### [Problem description]
Set the data down again so that every line matches exactly.

******

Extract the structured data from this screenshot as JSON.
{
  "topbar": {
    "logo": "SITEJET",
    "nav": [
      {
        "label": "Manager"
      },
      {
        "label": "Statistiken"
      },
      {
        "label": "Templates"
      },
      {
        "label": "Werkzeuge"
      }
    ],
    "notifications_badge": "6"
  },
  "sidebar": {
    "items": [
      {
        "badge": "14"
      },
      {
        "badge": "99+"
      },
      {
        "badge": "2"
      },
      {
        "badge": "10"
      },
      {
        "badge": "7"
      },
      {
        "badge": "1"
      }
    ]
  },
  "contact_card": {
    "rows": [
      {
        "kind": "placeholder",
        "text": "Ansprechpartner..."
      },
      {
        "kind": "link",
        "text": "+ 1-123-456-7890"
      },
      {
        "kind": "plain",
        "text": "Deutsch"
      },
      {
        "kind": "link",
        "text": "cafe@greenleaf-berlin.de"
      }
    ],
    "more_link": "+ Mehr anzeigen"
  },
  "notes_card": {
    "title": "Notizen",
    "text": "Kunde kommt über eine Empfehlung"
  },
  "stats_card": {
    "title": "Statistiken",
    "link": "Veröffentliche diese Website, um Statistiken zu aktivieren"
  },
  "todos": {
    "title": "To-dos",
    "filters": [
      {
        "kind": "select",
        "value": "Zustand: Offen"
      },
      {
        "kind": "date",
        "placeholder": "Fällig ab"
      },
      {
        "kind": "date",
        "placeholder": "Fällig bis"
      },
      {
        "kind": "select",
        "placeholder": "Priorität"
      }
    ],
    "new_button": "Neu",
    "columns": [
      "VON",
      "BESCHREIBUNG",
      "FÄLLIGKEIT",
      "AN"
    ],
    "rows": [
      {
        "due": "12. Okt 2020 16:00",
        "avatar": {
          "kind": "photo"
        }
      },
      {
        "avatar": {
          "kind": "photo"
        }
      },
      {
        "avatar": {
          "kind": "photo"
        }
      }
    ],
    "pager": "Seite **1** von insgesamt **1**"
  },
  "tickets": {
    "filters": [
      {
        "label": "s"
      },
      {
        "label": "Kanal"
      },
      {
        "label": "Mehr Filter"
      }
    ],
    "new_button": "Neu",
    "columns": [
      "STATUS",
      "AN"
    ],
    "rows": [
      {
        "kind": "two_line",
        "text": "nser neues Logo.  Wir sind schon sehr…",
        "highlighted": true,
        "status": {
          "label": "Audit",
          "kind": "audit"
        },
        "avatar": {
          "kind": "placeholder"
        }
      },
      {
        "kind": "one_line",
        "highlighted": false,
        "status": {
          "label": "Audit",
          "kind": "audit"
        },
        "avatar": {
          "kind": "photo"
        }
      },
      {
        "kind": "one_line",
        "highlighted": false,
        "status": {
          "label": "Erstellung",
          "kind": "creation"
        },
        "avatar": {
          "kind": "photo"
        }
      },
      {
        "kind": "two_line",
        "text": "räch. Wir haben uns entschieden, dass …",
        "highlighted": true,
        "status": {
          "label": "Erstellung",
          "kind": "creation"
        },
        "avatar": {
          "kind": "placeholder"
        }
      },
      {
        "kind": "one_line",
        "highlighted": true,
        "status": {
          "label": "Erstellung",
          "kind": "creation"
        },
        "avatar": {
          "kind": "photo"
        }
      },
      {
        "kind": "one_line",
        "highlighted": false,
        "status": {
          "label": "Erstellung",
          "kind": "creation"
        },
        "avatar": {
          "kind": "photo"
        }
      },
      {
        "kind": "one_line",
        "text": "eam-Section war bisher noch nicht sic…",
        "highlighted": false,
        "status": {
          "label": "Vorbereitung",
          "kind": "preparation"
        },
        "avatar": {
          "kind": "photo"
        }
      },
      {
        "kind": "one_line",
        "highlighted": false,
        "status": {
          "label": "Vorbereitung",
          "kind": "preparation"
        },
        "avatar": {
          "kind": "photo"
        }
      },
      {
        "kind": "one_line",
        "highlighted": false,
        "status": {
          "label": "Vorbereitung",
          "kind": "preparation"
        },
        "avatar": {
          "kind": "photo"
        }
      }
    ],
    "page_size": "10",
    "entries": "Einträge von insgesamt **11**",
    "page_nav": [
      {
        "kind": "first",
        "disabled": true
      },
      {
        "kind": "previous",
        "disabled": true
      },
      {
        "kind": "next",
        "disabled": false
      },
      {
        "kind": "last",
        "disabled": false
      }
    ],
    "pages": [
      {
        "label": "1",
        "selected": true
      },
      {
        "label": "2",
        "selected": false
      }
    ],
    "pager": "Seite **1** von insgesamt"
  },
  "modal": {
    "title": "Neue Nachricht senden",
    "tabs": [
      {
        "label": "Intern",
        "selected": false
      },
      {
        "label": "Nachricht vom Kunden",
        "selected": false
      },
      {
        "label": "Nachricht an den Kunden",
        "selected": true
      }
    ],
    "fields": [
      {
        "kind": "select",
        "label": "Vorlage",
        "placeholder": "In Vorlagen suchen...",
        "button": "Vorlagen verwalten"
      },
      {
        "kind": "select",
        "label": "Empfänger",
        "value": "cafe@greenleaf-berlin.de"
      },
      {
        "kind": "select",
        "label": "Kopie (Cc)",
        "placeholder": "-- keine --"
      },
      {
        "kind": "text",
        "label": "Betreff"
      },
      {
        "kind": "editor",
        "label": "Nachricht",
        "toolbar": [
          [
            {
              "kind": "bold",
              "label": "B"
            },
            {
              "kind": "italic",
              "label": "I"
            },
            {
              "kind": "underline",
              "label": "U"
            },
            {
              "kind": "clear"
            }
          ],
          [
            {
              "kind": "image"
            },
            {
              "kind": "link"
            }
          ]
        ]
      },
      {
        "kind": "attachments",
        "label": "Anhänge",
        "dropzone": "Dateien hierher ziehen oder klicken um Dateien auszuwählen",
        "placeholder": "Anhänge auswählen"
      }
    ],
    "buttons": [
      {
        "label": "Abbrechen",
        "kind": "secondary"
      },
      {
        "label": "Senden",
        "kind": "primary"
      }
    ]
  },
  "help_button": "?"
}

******

### [Written response]
Extract the structured data from this screenshot as JSON.
{
  "topbar": {
    "logo": "SITEJET",
    "nav": [
      {
        "label": "Manager"
      },
      {
        "label": "Statistiken"
      },
      {
        "label": "Templates"
      },
      {
        "label": "Werkzeuge"
      }
    ],
    "notifications_badge": "6"
  },
  "sidebar": {
    "items": [
      {
        "badge": "14"
      },
      {
        "badge": "99+"
      },
      {
        "badge": "2"
      },
      {
        "badge": "10"
      },
      {
        "badge": "7"
      },
      {
        "badge": "1"
      }
    ]
  },
  "contact_card": {
    "rows": [
      {
        "kind": "placeholder",
        "text": "Ansprechpartner..."
      },
      {
        "kind": "link",
        "text": "+ 1-123-456-7890"
      },
      {
        "kind": "plain",
        "text": "Deutsch"
      },
      {
        "kind": "link",
        "text": "cafe@greenleaf-berlin.de"
      }
    ],
    "more_link": "+ Mehr anzeigen"
  },
  "notes_card": {
    "title": "Notizen",
    "text": "Kunde kommt über eine Empfehlung"
  },
  "stats_card": {
    "title": "Statistiken",
    "link": "Veröffentliche diese Website, um Statistiken zu aktivieren"
  },
  "todos": {
    "title": "To-dos",
    "filters": [
      {
        "kind": "select",
        "value": "Zustand: Offen"
      },
      {
        "kind": "date",
        "placeholder": "Fällig ab"
      },
      {
        "kind": "date",
        "placeholder": "Fällig bis"
      },
      {
        "kind": "select",
        "placeholder": "Priorität"
      }
    ],
    "new_button": "Neu",
    "columns": [
      "VON",
      "BESCHREIBUNG",
      "FÄLLIGKEIT",
      "AN"
    ],
    "rows": [
      {
        "due": "12. Okt 2020 16:00",
        "avatar": {
          "kind": "photo"
        }
      },
      {
        "avatar": {
          "kind": "photo"
        }
      },
      {
        "avatar": {
          "kind": "photo"
        }
      }
    ],
    "pager": "Seite **1** von insgesamt **1**"
  },
  "tickets": {
    "filters": [
      {
        "label": "s"
      },
      {
        "label": "Kanal"
      },
      {
        "label": "Mehr Filter"
      }
    ],
    "new_button": "Neu",
    "columns": [
      "STATUS",
      "AN"
    ],
    "rows": [
      {
        "kind": "two_line",
        "text": "nser neues Logo.  Wir sind schon sehr…",
        "highlighted": true,
        "status": {
          "label": "Audit",
          "kind": "audit"
        },
        "avatar": {
          "kind": "placeholder"
        }
      },
      {
        "kind": "one_line",
        "highlighted": false,
        "status": {
          "label": "Audit",
          "kind": "audit"
        },
        "avatar": {
          "kind": "photo"
        }
      },
      {
        "kind": "one_line",
        "highlighted": false,
        "status": {
          "label": "Erstellung",
          "kind": "creation"
        },
        "avatar": {
          "kind": "photo"
        }
      },
      {
        "kind": "two_line",
        "text": "räch. Wir haben uns entschieden, dass …",
        "highlighted": true,
        "status": {
          "label": "Erstellung",
          "kind": "creation"
        },
        "avatar": {
          "kind": "placeholder"
        }
      },
      {
        "kind": "one_line",
        "highlighted": true,
        "status": {
          "label": "Erstellung",
          "kind": "creation"
        },
        "avatar": {
          "kind": "photo"
        }
      },
      {
        "kind": "one_line",
        "highlighted": false,
        "status": {
          "label": "Erstellung",
          "kind": "creation"
        },
        "avatar": {
          "kind": "photo"
        }
      },
      {
        "kind": "one_line",
        "text": "eam-Section war bisher noch nicht sic…",
        "highlighted": false,
        "status": {
          "label": "Vorbereitung",
          "kind": "preparation"
        },
        "avatar": {
          "kind": "photo"
        }
      },
      {
        "kind": "one_line",
        "highlighted": false,
        "status": {
          "label": "Vorbereitung",
          "kind": "preparation"
        },
        "avatar": {
          "kind": "photo"
        }
      },
      {
        "kind": "one_line",
        "highlighted": false,
        "status": {
          "label": "Vorbereitung",
          "kind": "preparation"
        },
        "avatar": {
          "kind": "photo"
        }
      }
    ],
    "page_size": "10",
    "entries": "Einträge von insgesamt **11**",
    "page_nav": [
      {
        "kind": "first",
        "disabled": true
      },
      {
        "kind": "previous",
        "disabled": true
      },
      {
        "kind": "next",
        "disabled": false
      },
      {
        "kind": "last",
        "disabled": false
      }
    ],
    "pages": [
      {
        "label": "1",
        "selected": true
      },
      {
        "label": "2",
        "selected": false
      }
    ],
    "pager": "Seite **1** von insgesamt"
  },
  "modal": {
    "title": "Neue Nachricht senden",
    "tabs": [
      {
        "label": "Intern",
        "selected": false
      },
      {
        "label": "Nachricht vom Kunden",
        "selected": false
      },
      {
        "label": "Nachricht an den Kunden",
        "selected": true
      }
    ],
    "fields": [
      {
        "kind": "select",
        "label": "Vorlage",
        "placeholder": "In Vorlagen suchen...",
        "button": "Vorlagen verwalten"
      },
      {
        "kind": "select",
        "label": "Empfänger",
        "value": "cafe@greenleaf-berlin.de"
      },
      {
        "kind": "select",
        "label": "Kopie (Cc)",
        "placeholder": "-- keine --"
      },
      {
        "kind": "text",
        "label": "Betreff"
      },
      {
        "kind": "editor",
        "label": "Nachricht",
        "toolbar": [
          [
            {
              "kind": "bold",
              "label": "B"
            },
            {
              "kind": "italic",
              "label": "I"
            },
            {
              "kind": "underline",
              "label": "U"
            },
            {
              "kind": "clear"
            }
          ],
          [
            {
              "kind": "image"
            },
            {
              "kind": "link"
            }
          ]
        ]
      },
      {
        "kind": "attachments",
        "label": "Anhänge",
        "dropzone": "Dateien hierher ziehen oder klicken um Dateien auszuwählen",
        "placeholder": "Anhänge auswählen"
      }
    ],
    "buttons": [
      {
        "label": "Abbrechen",
        "kind": "secondary"
      },
      {
        "label": "Senden",
        "kind": "primary"
      }
    ]
  },
  "help_button": "?"
}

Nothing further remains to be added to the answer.